RECORDS SHOWN: Begin

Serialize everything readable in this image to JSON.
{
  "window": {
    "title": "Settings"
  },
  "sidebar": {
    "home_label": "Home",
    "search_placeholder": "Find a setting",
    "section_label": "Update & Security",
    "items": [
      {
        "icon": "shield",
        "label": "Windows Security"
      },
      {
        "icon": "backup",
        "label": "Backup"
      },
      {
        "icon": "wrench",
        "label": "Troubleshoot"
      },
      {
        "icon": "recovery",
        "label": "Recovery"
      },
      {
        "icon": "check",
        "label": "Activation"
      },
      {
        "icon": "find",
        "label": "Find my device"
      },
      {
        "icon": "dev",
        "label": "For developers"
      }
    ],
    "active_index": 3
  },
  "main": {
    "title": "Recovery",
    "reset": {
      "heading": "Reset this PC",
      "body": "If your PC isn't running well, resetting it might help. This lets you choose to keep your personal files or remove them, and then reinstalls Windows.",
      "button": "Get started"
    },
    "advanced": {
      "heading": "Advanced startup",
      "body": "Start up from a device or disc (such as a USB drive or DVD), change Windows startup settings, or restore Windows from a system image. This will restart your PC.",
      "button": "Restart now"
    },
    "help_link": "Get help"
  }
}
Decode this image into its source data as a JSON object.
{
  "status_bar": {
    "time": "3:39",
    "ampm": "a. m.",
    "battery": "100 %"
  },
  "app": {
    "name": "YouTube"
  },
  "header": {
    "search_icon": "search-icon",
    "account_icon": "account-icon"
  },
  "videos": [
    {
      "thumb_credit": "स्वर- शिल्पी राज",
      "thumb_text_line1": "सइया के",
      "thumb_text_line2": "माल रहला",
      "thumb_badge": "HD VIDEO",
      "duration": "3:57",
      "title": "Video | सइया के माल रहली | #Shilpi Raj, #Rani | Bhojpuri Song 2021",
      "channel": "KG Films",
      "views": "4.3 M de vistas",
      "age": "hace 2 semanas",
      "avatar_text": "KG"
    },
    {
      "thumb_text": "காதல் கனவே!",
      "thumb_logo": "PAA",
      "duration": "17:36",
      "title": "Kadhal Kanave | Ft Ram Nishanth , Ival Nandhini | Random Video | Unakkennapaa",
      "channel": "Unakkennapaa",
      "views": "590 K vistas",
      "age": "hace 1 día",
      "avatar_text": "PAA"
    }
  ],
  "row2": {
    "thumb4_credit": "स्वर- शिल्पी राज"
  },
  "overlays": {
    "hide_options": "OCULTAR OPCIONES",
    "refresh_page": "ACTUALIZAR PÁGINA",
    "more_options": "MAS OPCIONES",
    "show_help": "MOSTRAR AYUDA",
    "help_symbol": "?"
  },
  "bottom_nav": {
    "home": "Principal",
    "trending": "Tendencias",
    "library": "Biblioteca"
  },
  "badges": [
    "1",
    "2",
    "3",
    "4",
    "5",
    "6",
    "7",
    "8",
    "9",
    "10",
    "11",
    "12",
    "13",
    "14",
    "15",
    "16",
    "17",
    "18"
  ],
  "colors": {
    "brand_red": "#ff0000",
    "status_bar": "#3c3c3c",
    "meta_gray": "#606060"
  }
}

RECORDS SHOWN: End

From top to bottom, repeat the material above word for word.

Serialize everything readable in this image to JSON.
{
  "window": {
    "title": "Settings"
  },
  "sidebar": {
    "home_label": "Home",
    "search_placeholder": "Find a setting",
    "section_label": "Update & Security",
    "items": [
      {
        "icon": "shield",
        "label": "Windows Security"
      },
      {
        "icon": "backup",
        "label": "Backup"
      },
      {
        "icon": "wrench",
        "label": "Troubleshoot"
      },
      {
        "icon": "recovery",
        "label": "Recovery"
      },
      {
        "icon": "check",
        "label": "Activation"
      },
      {
        "icon": "find",
        "label": "Find my device"
      },
      {
        "icon": "dev",
        "label": "For developers"
      }
    ],
    "active_index": 3
  },
  "main": {
    "title": "Recovery",
    "reset": {
      "heading": "Reset this PC",
      "body": "If your PC isn't running well, resetting it might help. This lets you choose to keep your personal files or remove them, and then reinstalls Windows.",
      "button": "Get started"
    },
    "advanced": {
      "heading": "Advanced startup",
      "body": "Start up from a device or disc (such as a USB drive or DVD), change Windows startup settings, or restore Windows from a system image. This will restart your PC.",
      "button": "Restart now"
    },
    "help_link": "Get help"
  }
}
Decode this image into its source data as a JSON object.
{
  "status_bar": {
    "time": "3:39",
    "ampm": "a. m.",
    "battery": "100 %"
  },
  "app": {
    "name": "YouTube"
  },
  "header": {
    "search_icon": "search-icon",
    "account_icon": "account-icon"
  },
  "videos": [
    {
      "thumb_credit": "स्वर- शिल्पी राज",
      "thumb_text_line1": "सइया के",
      "thumb_text_line2": "माल रहला",
      "thumb_badge": "HD VIDEO",
      "duration": "3:57",
      "title": "Video | सइया के माल रहली | #Shilpi Raj, #Rani | Bhojpuri Song 2021",
      "channel": "KG Films",
      "views": "4.3 M de vistas",
      "age": "hace 2 semanas",
      "avatar_text": "KG"
    },
    {
      "thumb_text": "காதல் கனவே!",
      "thumb_logo": "PAA",
      "duration": "17:36",
      "title": "Kadhal Kanave | Ft Ram Nishanth , Ival Nandhini | Random Video | Unakkennapaa",
      "channel": "Unakkennapaa",
      "views": "590 K vistas",
      "age": "hace 1 día",
      "avatar_text": "PAA"
    }
  ],
  "row2": {
    "thumb4_credit": "स्वर- शिल्पी राज"
  },
  "overlays": {
    "hide_options": "OCULTAR OPCIONES",
    "refresh_page": "ACTUALIZAR PÁGINA",
    "more_options": "MAS OPCIONES",
    "show_help": "MOSTRAR AYUDA",
    "help_symbol": "?"
  },
  "bottom_nav": {
    "home": "Principal",
    "trending": "Tendencias",
    "library": "Biblioteca"
  },
  "badges": [
    "1",
    "2",
    "3",
    "4",
    "5",
    "6",
    "7",
    "8",
    "9",
    "10",
    "11",
    "12",
    "13",
    "14",
    "15",
    "16",
    "17",
    "18"
  ],
  "colors": {
    "brand_red": "#ff0000",
    "status_bar": "#3c3c3c",
    "meta_gray": "#606060"
  }
}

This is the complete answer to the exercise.